I promised ages ago to post about the nerdy museum phenomenon that is The Brain Scoop. This seems like a brilliant time to post as it has just reached the next stage in its development. The Brain Scoop began only a few months ago in December 2012 when Vlogbrother Hank Green shot a video blog post from the University of Montana’s Philip L. Wright Zoological Museum. There he met museum studies student and curatorial assistant Emily Graslie. Emily’s enthusiasm secured her an invitation to start her own YouTube channel as part of the Nerdfighter family (on which more in a later post). As the museum is mostly a research collection this was a rare opportunity to display objects to the public. The series also went behind the scenes, and in a series of stomach turning episodes Emily even dissected a wolf. The video in which the wolf is skinned currently has around 217,000 views!

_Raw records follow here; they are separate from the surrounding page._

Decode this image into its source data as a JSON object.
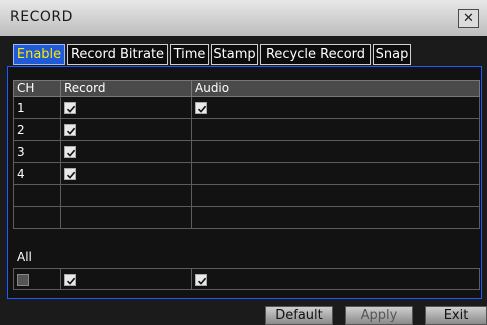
{
  "window": {
    "title": "RECORD",
    "close_icon": "close-icon"
  },
  "tabs": [
    {
      "label": "Enable",
      "active": true
    },
    {
      "label": "Record Bitrate",
      "active": false
    },
    {
      "label": "Time",
      "active": false
    },
    {
      "label": "Stamp",
      "active": false
    },
    {
      "label": "Recycle Record",
      "active": false
    },
    {
      "label": "Snap",
      "active": false
    }
  ],
  "table": {
    "headers": [
      "CH",
      "Record",
      "Audio"
    ],
    "rows": [
      {
        "ch": "1",
        "record": true,
        "audio": true
      },
      {
        "ch": "2",
        "record": true,
        "audio": false
      },
      {
        "ch": "3",
        "record": true,
        "audio": false
      },
      {
        "ch": "4",
        "record": true,
        "audio": false
      },
      {
        "ch": "",
        "record": null,
        "audio": null
      },
      {
        "ch": "",
        "record": null,
        "audio": null
      }
    ]
  },
  "all": {
    "label": "All",
    "select_all": false,
    "record": true,
    "audio": true
  },
  "footer": {
    "default_label": "Default",
    "apply_label": "Apply",
    "exit_label": "Exit",
    "apply_enabled": false
  },
  "colors": {
    "accent": "#1f5ad8",
    "active_tab_text": "#ffe800",
    "panel_border": "#1d5aff"
  }
}
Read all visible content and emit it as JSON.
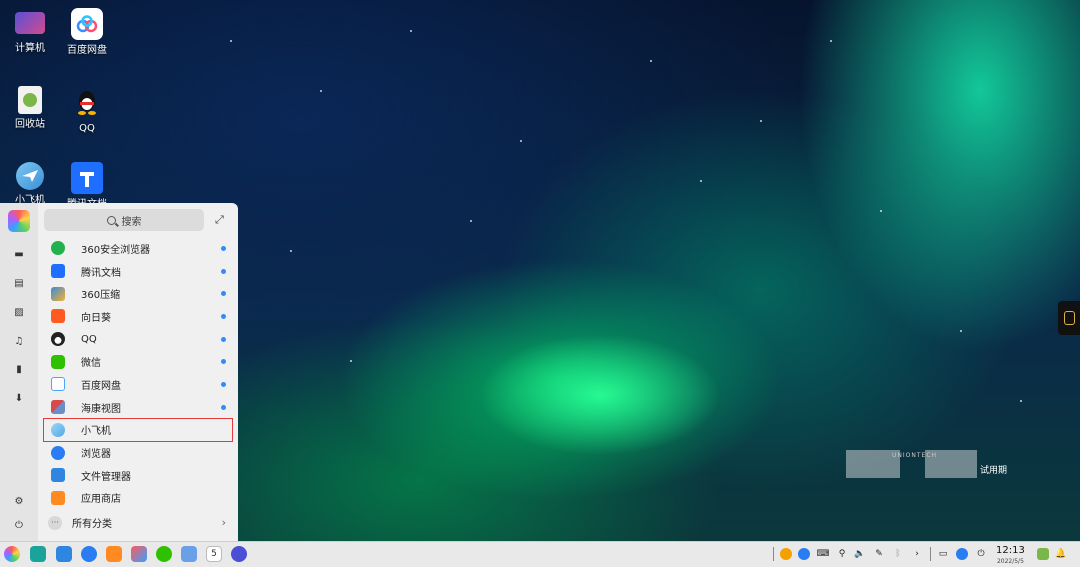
{
  "desktop": {
    "icons": [
      {
        "label": "计算机",
        "icon": "computer-icon"
      },
      {
        "label": "百度网盘",
        "icon": "baidu-netdisk-icon"
      },
      {
        "label": "回收站",
        "icon": "trash-icon"
      },
      {
        "label": "QQ",
        "icon": "qq-icon"
      },
      {
        "label": "小飞机",
        "icon": "paper-plane-icon"
      },
      {
        "label": "腾讯文档",
        "icon": "tencent-docs-icon"
      }
    ]
  },
  "start_menu": {
    "search_placeholder": "搜索",
    "apps": [
      {
        "label": "360安全浏览器",
        "icon": "360-browser-icon",
        "color": "#22b14c",
        "new": true
      },
      {
        "label": "腾讯文档",
        "icon": "tencent-docs-icon",
        "color": "#1e6fff",
        "new": true
      },
      {
        "label": "360压缩",
        "icon": "360-zip-icon",
        "color": "#3a8ad8",
        "new": true
      },
      {
        "label": "向日葵",
        "icon": "sunflower-icon",
        "color": "#ff5a1f",
        "new": true
      },
      {
        "label": "QQ",
        "icon": "qq-icon",
        "color": "#222222",
        "new": true
      },
      {
        "label": "微信",
        "icon": "wechat-icon",
        "color": "#2dc100",
        "new": true
      },
      {
        "label": "百度网盘",
        "icon": "baidu-netdisk-icon",
        "color": "#4aa3ff",
        "new": true
      },
      {
        "label": "海康视图",
        "icon": "hikvision-icon",
        "color": "#d94a4a",
        "new": true
      },
      {
        "label": "小飞机",
        "icon": "paper-plane-icon",
        "color": "#4fa8e6",
        "new": false
      },
      {
        "label": "浏览器",
        "icon": "browser-icon",
        "color": "#2a7cf2",
        "new": false
      },
      {
        "label": "文件管理器",
        "icon": "file-manager-icon",
        "color": "#2f86e0",
        "new": false
      },
      {
        "label": "应用商店",
        "icon": "app-store-icon",
        "color": "#ff8a1f",
        "new": false
      }
    ],
    "all_categories": "所有分类"
  },
  "watermark": {
    "brand": "UNIONTECH",
    "trial": "试用期"
  },
  "taskbar": {
    "time": "12:13",
    "date": "2022/5/5"
  }
}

Spider in the Cole Museum of Zoology (Photograph taken by Fil Gierlinski)

Spider in the Cole Museum of Zoology (Photograph taken by Fil Gierlinski)

As an aside, I chatted to my colleague Claire about Brain Scoop and we compared the books on taxidermy that we had bought following Emily’s recommendations. Claire has been volunteering at our own university zoology collection The Cole Museum of Zoology and is also a digital aficionado. Check out Claire the Conservatrix to find out more.

Anyway, back to Brain Scoop. The Field Museum, Chicago became aware of the channel and invited Emily to visit. They were so impressed that they made her the Chief Curiosity Correspondent. I was a little sad to see Emily leave the smaller research collection but I’m excited to see what she comes up with in Chicago. Emily is a positive role model for young women who might be considering STEM careers. Brainscoop also makes me wonder whether students or ‘experts in training’ make more accessible role models than the established academics that we usually see on TV documentaries.

Finally, the success of The Brain Scoop demonstrates that zoology and taxidermy have a nerdy appeal when pitched correctly. Other examples which embrace the kookiness of zoology collections are my twitter favourites Glass Jar of Moles (UCL’s Grant Museum) and the Horniman Museum’s Walrus. These social media experiments work because their authors aren’t restricted by brand or ‘organisational voice’. They use their own voices and embrace their inner nerd.

Blackwell Taxidermy

Blackwell Oxford’s Taxidermy Display